# Items from an interface collection:
▬▬▬▬▬▬
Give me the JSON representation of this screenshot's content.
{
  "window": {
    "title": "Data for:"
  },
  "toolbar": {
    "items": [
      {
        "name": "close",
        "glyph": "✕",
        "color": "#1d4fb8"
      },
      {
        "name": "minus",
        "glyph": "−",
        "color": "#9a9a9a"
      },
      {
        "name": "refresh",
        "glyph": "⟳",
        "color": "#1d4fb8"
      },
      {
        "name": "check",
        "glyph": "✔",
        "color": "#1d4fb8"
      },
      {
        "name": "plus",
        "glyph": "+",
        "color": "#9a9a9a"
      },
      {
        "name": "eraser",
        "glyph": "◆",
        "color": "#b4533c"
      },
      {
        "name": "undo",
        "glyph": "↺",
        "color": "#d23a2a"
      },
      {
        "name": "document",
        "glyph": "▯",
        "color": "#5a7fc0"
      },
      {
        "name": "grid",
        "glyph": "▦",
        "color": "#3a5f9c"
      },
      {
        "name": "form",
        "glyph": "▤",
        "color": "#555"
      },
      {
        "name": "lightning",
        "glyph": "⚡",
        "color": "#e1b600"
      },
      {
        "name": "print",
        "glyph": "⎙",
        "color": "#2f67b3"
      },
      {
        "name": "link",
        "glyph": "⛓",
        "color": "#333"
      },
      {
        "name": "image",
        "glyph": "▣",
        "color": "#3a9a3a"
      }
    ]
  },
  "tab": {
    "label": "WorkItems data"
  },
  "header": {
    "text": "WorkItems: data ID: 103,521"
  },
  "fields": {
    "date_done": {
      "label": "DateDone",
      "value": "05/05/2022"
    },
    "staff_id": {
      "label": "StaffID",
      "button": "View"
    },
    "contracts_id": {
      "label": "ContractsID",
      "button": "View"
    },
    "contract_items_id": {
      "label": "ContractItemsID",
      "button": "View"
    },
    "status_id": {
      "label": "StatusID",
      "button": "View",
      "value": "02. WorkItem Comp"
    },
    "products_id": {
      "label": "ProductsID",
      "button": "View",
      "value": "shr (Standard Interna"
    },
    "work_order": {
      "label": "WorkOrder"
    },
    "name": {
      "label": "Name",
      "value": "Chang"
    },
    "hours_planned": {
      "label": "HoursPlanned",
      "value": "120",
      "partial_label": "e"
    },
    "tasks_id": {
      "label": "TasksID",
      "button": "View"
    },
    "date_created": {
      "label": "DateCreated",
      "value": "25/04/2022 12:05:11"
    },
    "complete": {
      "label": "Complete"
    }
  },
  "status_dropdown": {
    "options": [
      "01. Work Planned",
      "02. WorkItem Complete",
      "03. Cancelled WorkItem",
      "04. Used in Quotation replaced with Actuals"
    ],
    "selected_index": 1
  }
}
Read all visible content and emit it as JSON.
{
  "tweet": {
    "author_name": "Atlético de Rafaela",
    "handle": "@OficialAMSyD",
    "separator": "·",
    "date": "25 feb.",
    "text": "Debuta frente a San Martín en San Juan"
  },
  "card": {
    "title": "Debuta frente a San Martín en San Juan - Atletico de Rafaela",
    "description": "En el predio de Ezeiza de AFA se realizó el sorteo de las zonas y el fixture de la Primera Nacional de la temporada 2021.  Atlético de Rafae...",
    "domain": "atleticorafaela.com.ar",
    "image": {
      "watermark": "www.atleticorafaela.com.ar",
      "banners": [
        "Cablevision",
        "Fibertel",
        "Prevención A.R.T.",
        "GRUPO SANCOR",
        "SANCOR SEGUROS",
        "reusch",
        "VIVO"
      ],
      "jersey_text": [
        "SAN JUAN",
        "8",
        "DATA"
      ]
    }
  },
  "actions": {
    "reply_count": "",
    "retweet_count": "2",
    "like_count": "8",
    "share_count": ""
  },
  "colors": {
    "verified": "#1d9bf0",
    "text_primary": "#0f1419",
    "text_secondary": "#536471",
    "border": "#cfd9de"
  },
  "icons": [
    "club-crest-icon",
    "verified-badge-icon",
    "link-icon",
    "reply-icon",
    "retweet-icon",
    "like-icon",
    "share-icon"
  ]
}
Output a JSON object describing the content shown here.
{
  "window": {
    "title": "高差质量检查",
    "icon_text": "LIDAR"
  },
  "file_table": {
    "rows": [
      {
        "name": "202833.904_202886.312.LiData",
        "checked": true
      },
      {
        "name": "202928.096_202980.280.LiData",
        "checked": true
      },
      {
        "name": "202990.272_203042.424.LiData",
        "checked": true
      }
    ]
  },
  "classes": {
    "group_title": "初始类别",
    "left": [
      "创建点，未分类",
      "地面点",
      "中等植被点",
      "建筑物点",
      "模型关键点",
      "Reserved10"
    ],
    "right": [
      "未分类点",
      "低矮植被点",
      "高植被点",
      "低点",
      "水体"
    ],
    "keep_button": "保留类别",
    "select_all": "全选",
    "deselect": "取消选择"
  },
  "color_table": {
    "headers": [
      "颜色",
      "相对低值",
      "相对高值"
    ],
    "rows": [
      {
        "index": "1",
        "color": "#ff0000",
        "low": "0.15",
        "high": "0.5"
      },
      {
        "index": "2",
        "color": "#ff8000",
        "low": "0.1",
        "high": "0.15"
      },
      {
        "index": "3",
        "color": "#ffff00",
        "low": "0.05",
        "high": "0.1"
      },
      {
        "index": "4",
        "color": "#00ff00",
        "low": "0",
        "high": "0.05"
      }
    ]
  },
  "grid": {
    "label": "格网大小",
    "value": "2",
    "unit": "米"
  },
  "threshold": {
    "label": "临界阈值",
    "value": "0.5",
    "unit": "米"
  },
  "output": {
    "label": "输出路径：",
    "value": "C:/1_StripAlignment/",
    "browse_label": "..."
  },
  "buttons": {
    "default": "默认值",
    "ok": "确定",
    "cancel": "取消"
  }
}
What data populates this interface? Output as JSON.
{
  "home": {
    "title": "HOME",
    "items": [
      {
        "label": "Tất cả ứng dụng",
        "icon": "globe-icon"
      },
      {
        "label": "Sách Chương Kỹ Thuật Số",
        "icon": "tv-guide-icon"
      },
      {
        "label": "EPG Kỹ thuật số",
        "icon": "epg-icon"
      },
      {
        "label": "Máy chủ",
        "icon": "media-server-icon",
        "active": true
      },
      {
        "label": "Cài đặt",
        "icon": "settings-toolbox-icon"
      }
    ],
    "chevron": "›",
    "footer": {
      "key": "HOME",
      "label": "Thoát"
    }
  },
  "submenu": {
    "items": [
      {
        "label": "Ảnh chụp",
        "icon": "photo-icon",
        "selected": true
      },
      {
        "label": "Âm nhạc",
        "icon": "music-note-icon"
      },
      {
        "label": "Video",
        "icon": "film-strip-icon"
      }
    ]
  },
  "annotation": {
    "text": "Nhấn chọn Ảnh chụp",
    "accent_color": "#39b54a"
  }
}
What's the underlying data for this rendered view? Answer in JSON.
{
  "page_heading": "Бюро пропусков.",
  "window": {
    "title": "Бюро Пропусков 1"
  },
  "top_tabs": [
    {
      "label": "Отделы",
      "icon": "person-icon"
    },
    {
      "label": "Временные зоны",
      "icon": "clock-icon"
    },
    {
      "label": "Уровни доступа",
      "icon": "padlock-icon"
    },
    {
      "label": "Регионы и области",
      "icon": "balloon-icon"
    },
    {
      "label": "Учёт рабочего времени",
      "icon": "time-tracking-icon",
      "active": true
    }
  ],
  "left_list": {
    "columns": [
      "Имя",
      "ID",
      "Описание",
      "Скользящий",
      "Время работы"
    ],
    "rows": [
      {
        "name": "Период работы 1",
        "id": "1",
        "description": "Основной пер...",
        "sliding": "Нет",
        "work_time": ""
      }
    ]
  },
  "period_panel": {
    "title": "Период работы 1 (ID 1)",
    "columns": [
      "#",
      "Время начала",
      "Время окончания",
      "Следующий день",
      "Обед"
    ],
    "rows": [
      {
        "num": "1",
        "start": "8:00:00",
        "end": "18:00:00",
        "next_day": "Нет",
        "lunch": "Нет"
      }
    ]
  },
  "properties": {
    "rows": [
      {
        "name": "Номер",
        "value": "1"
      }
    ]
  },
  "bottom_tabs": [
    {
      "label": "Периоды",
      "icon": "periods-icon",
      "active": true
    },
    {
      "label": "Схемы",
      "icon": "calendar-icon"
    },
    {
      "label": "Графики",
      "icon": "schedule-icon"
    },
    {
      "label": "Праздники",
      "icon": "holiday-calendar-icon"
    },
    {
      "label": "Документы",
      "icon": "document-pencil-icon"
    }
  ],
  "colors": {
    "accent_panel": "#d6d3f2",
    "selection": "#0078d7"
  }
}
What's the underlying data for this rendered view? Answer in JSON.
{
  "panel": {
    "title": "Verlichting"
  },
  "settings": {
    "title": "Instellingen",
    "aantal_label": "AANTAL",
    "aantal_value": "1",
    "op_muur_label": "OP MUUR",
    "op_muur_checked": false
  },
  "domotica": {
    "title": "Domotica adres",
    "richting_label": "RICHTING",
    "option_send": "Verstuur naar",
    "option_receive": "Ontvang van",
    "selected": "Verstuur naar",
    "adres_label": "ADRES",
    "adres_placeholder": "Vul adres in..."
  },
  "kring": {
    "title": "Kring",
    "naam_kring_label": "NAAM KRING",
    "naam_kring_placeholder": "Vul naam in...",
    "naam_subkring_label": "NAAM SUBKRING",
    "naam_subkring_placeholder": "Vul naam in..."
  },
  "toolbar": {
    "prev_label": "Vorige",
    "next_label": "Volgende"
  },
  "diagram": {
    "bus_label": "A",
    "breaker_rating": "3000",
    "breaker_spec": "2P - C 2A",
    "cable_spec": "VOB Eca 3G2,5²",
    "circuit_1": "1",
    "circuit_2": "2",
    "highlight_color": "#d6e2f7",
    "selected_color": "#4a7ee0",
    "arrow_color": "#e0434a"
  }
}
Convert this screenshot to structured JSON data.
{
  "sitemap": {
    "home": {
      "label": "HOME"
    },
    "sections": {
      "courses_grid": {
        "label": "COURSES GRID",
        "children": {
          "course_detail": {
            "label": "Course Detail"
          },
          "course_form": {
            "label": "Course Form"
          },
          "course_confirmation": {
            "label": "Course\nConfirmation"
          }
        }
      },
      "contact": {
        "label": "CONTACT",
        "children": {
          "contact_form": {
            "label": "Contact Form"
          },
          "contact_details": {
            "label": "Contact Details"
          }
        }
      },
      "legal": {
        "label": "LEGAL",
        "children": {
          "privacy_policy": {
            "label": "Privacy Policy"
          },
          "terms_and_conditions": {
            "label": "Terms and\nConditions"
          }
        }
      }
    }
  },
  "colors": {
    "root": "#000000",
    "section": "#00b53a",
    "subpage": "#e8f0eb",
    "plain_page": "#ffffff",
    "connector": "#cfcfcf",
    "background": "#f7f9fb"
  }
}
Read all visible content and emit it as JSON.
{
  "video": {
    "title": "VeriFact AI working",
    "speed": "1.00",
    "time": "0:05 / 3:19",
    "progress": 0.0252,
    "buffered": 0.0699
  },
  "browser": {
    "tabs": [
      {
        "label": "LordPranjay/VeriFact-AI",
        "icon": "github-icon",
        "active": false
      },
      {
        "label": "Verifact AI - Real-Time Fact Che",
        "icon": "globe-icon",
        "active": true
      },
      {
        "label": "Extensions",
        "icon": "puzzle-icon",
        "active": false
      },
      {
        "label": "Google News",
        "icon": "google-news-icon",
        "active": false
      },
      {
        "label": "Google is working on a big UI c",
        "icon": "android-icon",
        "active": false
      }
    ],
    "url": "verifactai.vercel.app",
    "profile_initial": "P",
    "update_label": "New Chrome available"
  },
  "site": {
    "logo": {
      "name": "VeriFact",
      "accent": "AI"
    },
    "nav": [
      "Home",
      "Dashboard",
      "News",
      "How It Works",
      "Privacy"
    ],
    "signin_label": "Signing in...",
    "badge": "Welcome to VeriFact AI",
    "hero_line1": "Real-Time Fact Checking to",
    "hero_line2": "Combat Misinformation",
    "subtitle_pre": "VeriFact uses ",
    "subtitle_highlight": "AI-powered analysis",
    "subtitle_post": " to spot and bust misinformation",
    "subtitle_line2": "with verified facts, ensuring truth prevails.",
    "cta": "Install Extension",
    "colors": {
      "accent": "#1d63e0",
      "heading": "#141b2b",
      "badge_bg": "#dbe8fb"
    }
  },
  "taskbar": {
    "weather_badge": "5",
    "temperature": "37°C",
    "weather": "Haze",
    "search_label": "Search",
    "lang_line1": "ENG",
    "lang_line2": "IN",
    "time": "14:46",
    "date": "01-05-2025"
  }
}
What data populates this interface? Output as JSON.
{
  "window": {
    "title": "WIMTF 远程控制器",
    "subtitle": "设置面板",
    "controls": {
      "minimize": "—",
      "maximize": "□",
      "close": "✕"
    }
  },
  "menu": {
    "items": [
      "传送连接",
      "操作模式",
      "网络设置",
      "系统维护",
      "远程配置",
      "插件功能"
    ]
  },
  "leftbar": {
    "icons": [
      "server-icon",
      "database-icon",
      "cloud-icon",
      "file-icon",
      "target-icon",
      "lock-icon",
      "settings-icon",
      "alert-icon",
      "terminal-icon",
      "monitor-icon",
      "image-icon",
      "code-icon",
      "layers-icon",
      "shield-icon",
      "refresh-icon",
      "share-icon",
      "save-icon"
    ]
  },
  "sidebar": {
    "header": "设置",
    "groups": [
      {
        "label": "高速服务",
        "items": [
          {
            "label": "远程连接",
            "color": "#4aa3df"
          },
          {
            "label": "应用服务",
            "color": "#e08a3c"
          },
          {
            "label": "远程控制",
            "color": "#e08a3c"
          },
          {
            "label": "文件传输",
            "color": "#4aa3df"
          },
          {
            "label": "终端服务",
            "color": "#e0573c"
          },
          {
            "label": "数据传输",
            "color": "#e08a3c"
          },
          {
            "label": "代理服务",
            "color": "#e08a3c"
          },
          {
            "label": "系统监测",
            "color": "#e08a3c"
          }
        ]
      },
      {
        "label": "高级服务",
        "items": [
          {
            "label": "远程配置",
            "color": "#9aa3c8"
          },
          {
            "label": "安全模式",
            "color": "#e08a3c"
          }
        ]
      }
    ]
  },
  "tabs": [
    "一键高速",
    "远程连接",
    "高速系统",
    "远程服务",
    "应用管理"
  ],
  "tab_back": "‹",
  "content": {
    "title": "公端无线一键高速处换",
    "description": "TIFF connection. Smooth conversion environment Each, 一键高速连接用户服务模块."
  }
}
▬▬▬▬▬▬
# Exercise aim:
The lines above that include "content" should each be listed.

# Solution for this exercise:
Give me the JSON representation of this screenshot's content.
Read all visible content and emit it as JSON.
Output a JSON object describing the content shown here.
Read all visible content and emit it as JSON.
  "content": {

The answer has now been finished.